Saved entries:

━━━━

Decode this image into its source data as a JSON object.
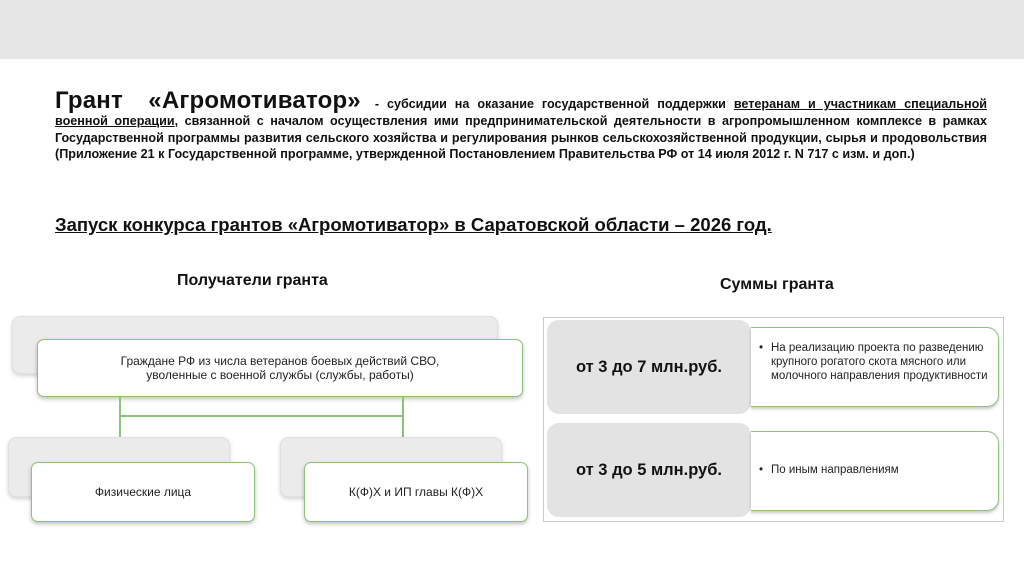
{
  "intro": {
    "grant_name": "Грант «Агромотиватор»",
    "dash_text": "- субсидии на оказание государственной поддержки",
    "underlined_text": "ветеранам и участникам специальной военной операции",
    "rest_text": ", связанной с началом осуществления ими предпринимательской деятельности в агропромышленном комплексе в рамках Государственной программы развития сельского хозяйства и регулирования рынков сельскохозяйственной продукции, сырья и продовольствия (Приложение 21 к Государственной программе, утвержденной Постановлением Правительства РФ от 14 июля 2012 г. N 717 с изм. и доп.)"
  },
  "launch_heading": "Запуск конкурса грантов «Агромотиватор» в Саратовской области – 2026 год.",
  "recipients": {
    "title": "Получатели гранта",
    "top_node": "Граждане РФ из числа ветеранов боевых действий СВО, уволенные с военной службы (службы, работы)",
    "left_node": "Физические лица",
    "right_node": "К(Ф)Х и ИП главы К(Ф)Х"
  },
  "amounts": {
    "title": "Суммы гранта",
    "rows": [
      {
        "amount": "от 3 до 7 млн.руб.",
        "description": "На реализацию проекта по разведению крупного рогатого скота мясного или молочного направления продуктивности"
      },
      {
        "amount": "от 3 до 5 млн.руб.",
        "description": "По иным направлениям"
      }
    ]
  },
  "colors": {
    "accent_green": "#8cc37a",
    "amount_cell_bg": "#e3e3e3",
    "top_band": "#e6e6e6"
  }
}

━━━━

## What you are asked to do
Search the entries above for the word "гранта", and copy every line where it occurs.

## Result of the task
    "title": "Получатели гранта",
    "title": "Суммы гранта",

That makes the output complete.